_Problem description_.
Look through the entries below for the string "Matrix", and copy each line where it is found.

_Data to process_.
----

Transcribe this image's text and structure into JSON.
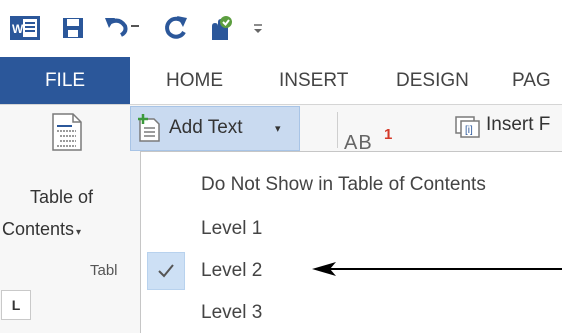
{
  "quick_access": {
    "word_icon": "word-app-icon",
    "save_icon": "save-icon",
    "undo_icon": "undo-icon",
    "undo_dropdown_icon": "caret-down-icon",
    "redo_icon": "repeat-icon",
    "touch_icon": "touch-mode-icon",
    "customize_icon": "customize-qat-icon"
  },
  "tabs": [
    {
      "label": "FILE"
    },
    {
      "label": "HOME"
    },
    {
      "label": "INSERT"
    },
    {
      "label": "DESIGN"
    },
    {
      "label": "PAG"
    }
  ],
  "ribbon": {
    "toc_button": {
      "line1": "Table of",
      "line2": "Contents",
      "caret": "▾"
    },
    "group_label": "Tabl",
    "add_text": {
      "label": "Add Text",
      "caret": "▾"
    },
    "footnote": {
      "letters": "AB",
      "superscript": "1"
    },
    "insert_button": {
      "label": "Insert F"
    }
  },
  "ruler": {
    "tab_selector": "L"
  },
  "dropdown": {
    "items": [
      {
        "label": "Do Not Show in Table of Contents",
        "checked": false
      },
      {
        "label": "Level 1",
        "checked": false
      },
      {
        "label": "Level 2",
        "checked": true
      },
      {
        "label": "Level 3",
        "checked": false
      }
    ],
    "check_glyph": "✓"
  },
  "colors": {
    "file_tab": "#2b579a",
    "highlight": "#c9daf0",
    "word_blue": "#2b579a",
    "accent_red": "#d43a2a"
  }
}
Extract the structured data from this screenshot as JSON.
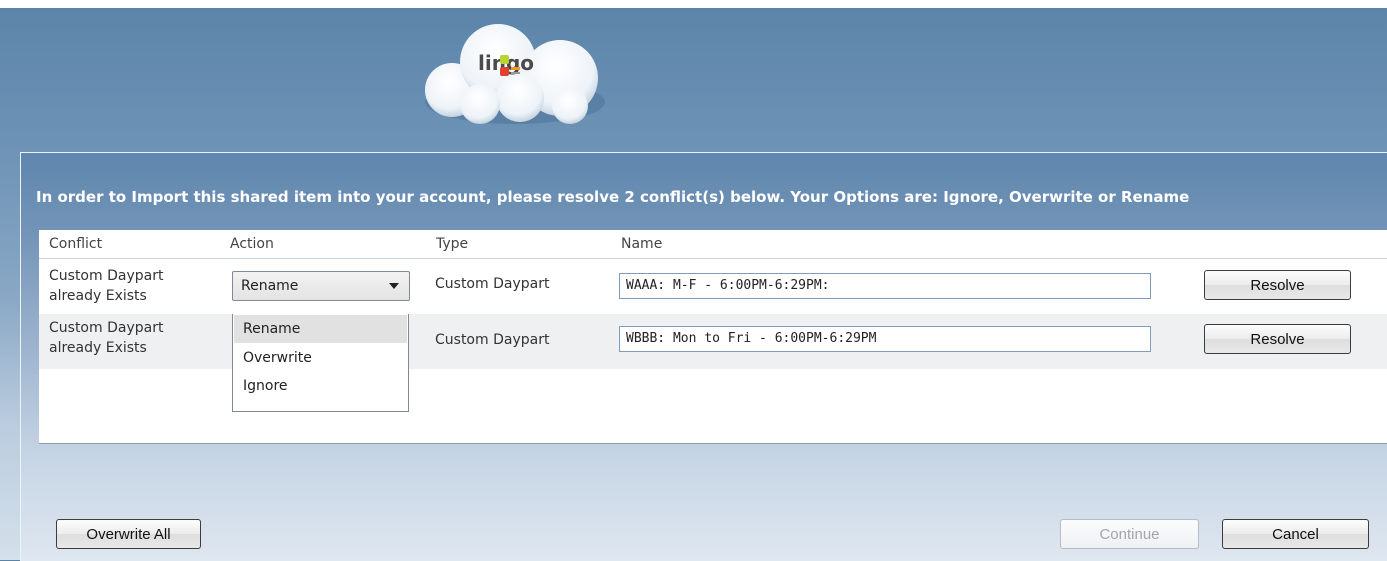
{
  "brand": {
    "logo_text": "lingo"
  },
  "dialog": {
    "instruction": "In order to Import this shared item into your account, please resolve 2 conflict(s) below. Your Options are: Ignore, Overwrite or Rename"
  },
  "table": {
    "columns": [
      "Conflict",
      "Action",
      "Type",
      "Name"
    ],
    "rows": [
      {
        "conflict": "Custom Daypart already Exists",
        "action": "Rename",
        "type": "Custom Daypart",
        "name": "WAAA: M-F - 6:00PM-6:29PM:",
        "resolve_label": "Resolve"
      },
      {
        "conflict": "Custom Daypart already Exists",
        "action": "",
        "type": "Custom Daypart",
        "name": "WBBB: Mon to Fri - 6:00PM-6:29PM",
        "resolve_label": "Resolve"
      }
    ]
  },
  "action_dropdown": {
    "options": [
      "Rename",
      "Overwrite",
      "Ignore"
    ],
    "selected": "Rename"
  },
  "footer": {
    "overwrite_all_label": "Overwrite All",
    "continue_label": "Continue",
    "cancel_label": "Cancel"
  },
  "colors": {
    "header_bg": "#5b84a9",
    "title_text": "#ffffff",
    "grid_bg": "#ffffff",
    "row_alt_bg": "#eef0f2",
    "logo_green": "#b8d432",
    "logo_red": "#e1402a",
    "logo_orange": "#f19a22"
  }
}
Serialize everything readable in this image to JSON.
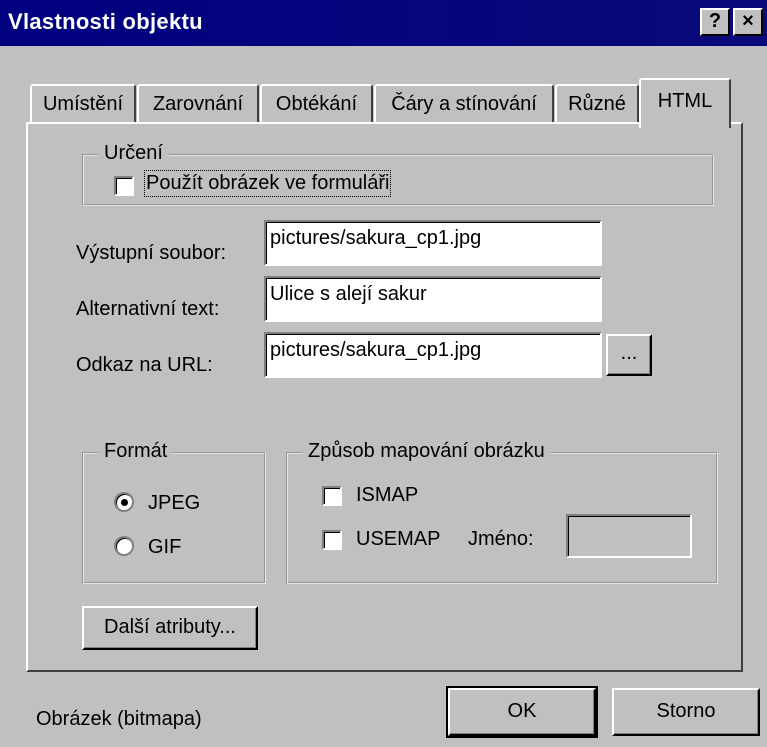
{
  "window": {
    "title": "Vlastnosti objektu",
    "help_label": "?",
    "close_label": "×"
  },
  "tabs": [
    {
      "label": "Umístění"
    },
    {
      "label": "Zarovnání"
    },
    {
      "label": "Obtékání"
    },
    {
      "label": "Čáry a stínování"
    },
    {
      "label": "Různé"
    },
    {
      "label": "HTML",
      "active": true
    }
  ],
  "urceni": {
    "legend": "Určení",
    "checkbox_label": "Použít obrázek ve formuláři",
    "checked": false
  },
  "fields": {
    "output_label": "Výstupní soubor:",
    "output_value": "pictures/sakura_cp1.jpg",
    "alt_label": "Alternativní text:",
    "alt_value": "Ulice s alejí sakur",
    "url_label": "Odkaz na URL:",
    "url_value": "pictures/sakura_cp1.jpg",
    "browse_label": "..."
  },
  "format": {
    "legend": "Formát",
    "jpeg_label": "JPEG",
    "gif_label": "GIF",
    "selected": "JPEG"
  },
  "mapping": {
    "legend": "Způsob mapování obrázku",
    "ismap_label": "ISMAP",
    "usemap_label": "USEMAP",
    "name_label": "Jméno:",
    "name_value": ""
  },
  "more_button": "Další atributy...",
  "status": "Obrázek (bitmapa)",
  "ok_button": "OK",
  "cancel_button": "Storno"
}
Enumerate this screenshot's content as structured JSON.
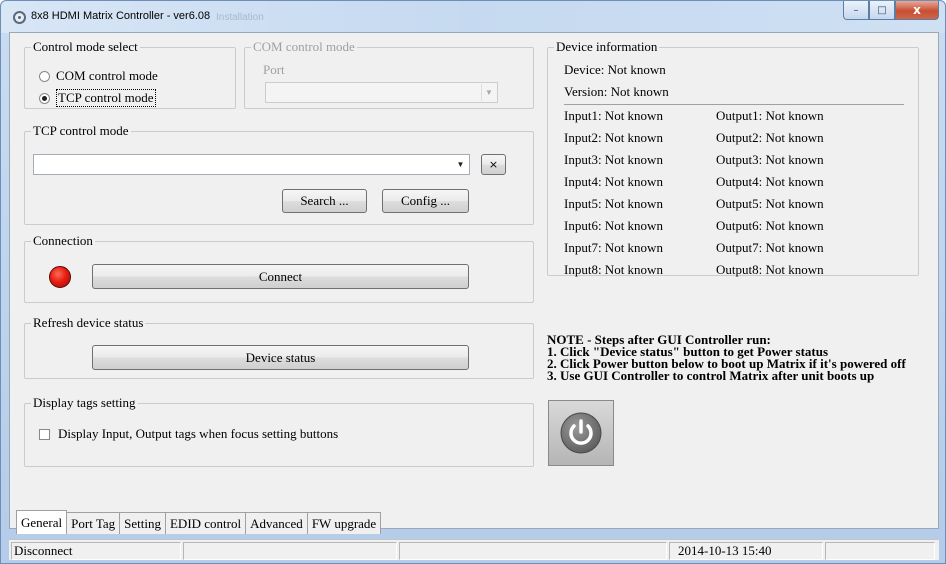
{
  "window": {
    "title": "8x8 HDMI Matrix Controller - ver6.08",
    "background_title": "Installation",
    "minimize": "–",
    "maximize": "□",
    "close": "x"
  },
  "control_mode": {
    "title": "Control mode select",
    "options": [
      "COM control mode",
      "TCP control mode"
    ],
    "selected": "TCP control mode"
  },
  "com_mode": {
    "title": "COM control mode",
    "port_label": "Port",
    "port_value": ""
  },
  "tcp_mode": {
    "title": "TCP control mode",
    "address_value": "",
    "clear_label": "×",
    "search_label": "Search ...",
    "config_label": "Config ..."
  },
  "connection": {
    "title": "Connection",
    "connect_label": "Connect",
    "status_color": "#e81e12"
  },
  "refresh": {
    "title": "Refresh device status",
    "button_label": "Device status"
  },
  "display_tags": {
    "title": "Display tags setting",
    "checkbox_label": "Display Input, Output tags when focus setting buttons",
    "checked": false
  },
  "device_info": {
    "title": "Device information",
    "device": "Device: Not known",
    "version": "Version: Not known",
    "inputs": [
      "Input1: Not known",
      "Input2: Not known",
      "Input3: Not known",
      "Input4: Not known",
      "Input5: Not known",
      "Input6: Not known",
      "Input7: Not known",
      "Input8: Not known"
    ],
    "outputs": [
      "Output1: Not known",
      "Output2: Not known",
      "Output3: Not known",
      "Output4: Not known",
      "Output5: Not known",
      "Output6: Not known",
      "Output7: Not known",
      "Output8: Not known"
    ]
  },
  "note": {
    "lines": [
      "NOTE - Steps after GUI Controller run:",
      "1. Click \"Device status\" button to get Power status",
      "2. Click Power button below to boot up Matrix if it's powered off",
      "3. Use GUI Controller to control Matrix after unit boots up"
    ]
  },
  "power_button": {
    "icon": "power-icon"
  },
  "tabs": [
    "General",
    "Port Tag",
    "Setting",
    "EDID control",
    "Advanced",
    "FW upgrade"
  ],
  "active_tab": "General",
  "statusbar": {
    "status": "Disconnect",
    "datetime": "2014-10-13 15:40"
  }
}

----

_Reply_.
    "title": "8x8 HDMI Matrix Controller - ver6.08",
      "2. Click Power button below to boot up Matrix if it's powered off",
      "3. Use GUI Controller to control Matrix after unit boots up"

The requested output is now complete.